At this year’s Temple Law Review symposium, “Rethinking Punishment: Sentencing in the Modern Age,” Judge Timothy R. Rice, Judge Luis Felipe Restrepo, and Edwin Villanueva delivered the keynote speech about the Supervision to Aid Reentry (STAR) Program.
This Article challenges F.R.E. 609’s underlying premise that felonies are always relevant to the credibility of all witnesses in all cases and suggests that principles of restorative justice justify eliminating the use of a prior felony unrelated to truthfulness to impeach returning citizens who testify as witnesses.
This Article argues that using restorative justice to address campus sexual assault would allow universities to leverage their strengths and avoid some of the pitfalls inherent in employing a quasi–criminal justice system that they are ill-suited to manage.
This Article, building on results from an evaluation of a federal reentry court program, highlights the value of reentry programs that minimize intrusive criminal justice system involvement and maximize the provision of services to support a productive life outside prison.

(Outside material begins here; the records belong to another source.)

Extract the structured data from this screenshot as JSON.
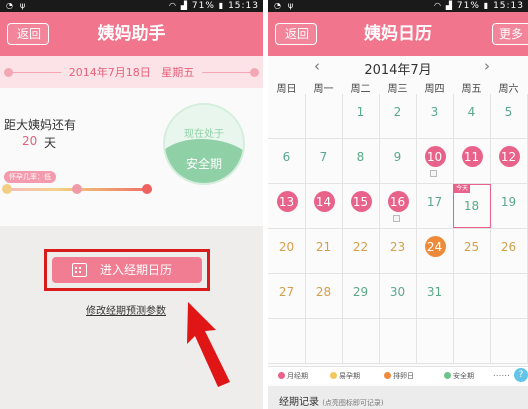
{
  "left": {
    "status": {
      "time": "15:13",
      "battery": "71%"
    },
    "header": {
      "back_label": "返回",
      "title": "姨妈助手"
    },
    "date_bar": {
      "date": "2014年7月18日",
      "weekday": "星期五"
    },
    "countdown": {
      "label": "距大姨妈还有",
      "days": "20",
      "unit": "天"
    },
    "pregnancy_tip": "怀孕几率：低",
    "progress_level": 0.5,
    "status_orb": {
      "line1": "现在处于",
      "line2": "安全期"
    },
    "calendar_button": {
      "label": "进入经期日历"
    },
    "modify_link": "修改经期预测参数"
  },
  "right": {
    "status": {
      "time": "15:13",
      "battery": "71%"
    },
    "header": {
      "back_label": "返回",
      "title": "姨妈日历",
      "more_label": "更多"
    },
    "month": "2014年7月",
    "weekdays": [
      "周日",
      "周一",
      "周二",
      "周三",
      "周四",
      "周五",
      "周六"
    ],
    "today_tag": "今天",
    "days": [
      {
        "d": "1",
        "col": 2,
        "row": 0,
        "type": "normal"
      },
      {
        "d": "2",
        "col": 3,
        "row": 0,
        "type": "normal"
      },
      {
        "d": "3",
        "col": 4,
        "row": 0,
        "type": "normal"
      },
      {
        "d": "4",
        "col": 5,
        "row": 0,
        "type": "normal"
      },
      {
        "d": "5",
        "col": 6,
        "row": 0,
        "type": "normal"
      },
      {
        "d": "6",
        "col": 0,
        "row": 1,
        "type": "normal"
      },
      {
        "d": "7",
        "col": 1,
        "row": 1,
        "type": "normal"
      },
      {
        "d": "8",
        "col": 2,
        "row": 1,
        "type": "normal"
      },
      {
        "d": "9",
        "col": 3,
        "row": 1,
        "type": "normal"
      },
      {
        "d": "10",
        "col": 4,
        "row": 1,
        "type": "period",
        "note": true
      },
      {
        "d": "11",
        "col": 5,
        "row": 1,
        "type": "period"
      },
      {
        "d": "12",
        "col": 6,
        "row": 1,
        "type": "period"
      },
      {
        "d": "13",
        "col": 0,
        "row": 2,
        "type": "period"
      },
      {
        "d": "14",
        "col": 1,
        "row": 2,
        "type": "period"
      },
      {
        "d": "15",
        "col": 2,
        "row": 2,
        "type": "period"
      },
      {
        "d": "16",
        "col": 3,
        "row": 2,
        "type": "period",
        "note": true
      },
      {
        "d": "17",
        "col": 4,
        "row": 2,
        "type": "normal"
      },
      {
        "d": "18",
        "col": 5,
        "row": 2,
        "type": "today"
      },
      {
        "d": "19",
        "col": 6,
        "row": 2,
        "type": "normal"
      },
      {
        "d": "20",
        "col": 0,
        "row": 3,
        "type": "fertile"
      },
      {
        "d": "21",
        "col": 1,
        "row": 3,
        "type": "fertile"
      },
      {
        "d": "22",
        "col": 2,
        "row": 3,
        "type": "fertile"
      },
      {
        "d": "23",
        "col": 3,
        "row": 3,
        "type": "fertile"
      },
      {
        "d": "24",
        "col": 4,
        "row": 3,
        "type": "ovulation"
      },
      {
        "d": "25",
        "col": 5,
        "row": 3,
        "type": "fertile"
      },
      {
        "d": "26",
        "col": 6,
        "row": 3,
        "type": "fertile"
      },
      {
        "d": "27",
        "col": 0,
        "row": 4,
        "type": "fertile"
      },
      {
        "d": "28",
        "col": 1,
        "row": 4,
        "type": "fertile"
      },
      {
        "d": "29",
        "col": 2,
        "row": 4,
        "type": "safe"
      },
      {
        "d": "30",
        "col": 3,
        "row": 4,
        "type": "safe"
      },
      {
        "d": "31",
        "col": 4,
        "row": 4,
        "type": "safe"
      }
    ],
    "legend": [
      {
        "label": "月经期",
        "color": "#e8628a"
      },
      {
        "label": "易孕期",
        "color": "#f2c75c"
      },
      {
        "label": "排卵日",
        "color": "#ee8b3a"
      },
      {
        "label": "安全期",
        "color": "#6cc48a"
      }
    ],
    "legend_more": "......",
    "record": {
      "title": "经期记录",
      "hint": "(点亮图标即可记录)"
    },
    "colors": {
      "normal": "#5aa88a",
      "period": "#e8628a",
      "fertile": "#d4a04c",
      "safe": "#5aa88a",
      "today_text": "#5aa88a"
    }
  }
}
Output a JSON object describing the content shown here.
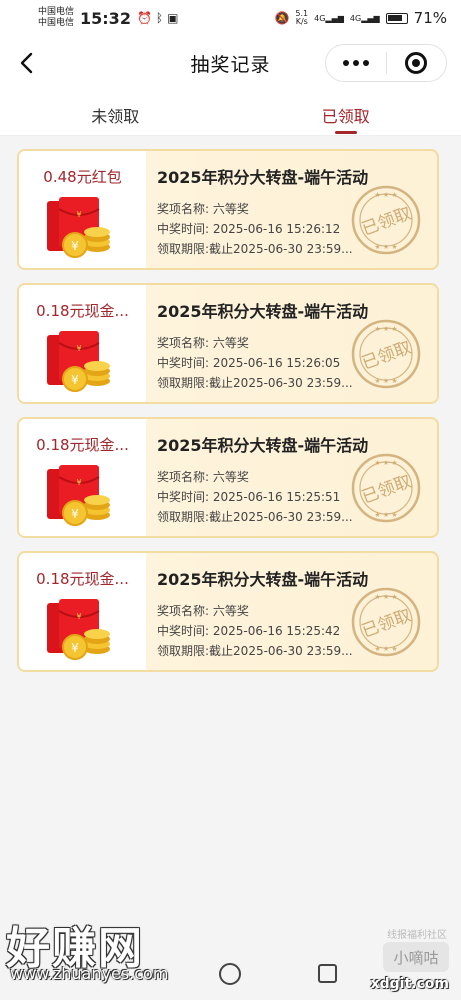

This Article critiques the policing paradigm (which hides racial punishment within the dark mass of law) and argues that the legal fiction of reasonable suspicion, as developed by Terry v. Ohio, should be discredited and declared unconstitutional.